The main issue which took this diocese by surprise was the significant difference between an appointment to a suffragan and a diocesan role.  Had the same nomination been to a suffragan post we think this diocese would have embraced it wholeheartedly.  The inconsistency has to do with the differing nature of the authority of suffragan and Diocesan posts.  We believe that the declarations and 5GPs need to be reviewed in terms of their internal consistency.

4. “The reactions to that nomination in the Church and beyond”
We have understood what happened following the announcement of the nomination in terms of a pastoral crisis. What we saw beyond the diocese, in blogosphere and social media, was very little comment of substance. We published seven opinion pieces, here. Elsewhere, there were the think pieces from the national director for communications and the Archbishop of York and comment in the Church Times. Our acting Diocesan made two statements.
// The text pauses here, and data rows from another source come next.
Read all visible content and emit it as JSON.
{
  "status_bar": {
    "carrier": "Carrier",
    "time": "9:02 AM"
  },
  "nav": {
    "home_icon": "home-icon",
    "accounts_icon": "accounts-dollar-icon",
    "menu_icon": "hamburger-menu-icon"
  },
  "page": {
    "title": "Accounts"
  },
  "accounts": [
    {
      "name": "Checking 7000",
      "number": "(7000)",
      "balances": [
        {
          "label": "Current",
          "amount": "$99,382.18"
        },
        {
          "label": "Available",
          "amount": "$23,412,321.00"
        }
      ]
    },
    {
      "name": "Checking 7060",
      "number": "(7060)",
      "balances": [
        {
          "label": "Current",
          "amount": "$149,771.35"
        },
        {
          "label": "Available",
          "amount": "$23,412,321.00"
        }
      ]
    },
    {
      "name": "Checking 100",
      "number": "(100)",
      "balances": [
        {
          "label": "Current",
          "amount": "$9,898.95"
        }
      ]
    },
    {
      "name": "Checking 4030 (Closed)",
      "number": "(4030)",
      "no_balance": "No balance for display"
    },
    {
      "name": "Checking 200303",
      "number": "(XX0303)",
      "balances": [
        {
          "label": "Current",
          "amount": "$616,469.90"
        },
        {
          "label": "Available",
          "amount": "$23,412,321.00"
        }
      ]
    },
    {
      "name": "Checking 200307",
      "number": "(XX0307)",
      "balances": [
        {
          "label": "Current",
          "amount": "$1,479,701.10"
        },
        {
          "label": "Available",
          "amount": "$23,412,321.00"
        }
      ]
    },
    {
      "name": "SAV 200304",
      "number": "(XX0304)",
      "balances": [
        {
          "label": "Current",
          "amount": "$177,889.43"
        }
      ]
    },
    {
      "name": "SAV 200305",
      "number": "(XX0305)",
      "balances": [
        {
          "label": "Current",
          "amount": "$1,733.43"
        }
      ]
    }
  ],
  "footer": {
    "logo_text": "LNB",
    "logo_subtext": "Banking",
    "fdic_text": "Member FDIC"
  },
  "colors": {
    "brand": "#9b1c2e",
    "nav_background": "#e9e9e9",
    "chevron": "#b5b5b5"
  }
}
We want to emphasize the breadth of concern shown by lay people and those holding civic and community roles. We think it is important for the Church of England to recognise that the concerns of those lay people and civic and community leaders who spoke out were legitimate, and accurately articulated what many local people thought about what this would mean for Sheffield as a city and for the diocese as a whole.

We are aware of a great deal of correspondence from individuals to Bishop Philip but we decided to construct one letter which all those with concerns could co-sign.  There were several requests for petitions and more public shows of protest but we felt this was more appropriate.  Although the letter was never sent, due to Bishop Philip’s retreat and withdrawal, the statistics from that exercise have been made available.  We cannot comment on letters which we didn’t see but none of the letters we saw could have been described as an “attack”.

5. “The response of the institutional church to the nomination and the reactions to it”
Our acting diocesan and other diocesan senior staff have sought to enable people to speak via correspondence with them, many phone calls and numerous local level meetings attended by senior staff. We applaud the long hours involved, especially for our acting Diocesan in wanting to listen to the different responses of people across the diocese in the church and beyond it and to try and encourage us all to be considerate of one another and to pray for those who hold opposing views.

We are concerned and bemused that we don’t seem to be getting the same kind of encouragement to be honest and engage with each other appropriately from the wider church. But rest assured that we’re trying to do it anyway.

What has become apparent through this time is that the implications of the nomination to the See of Sheffield affected the wider church community significantly. We have received a great deal of interest from people beyond this diocese who wanted to engage in the questions which were being raised.

Members of the SAME Editorial Group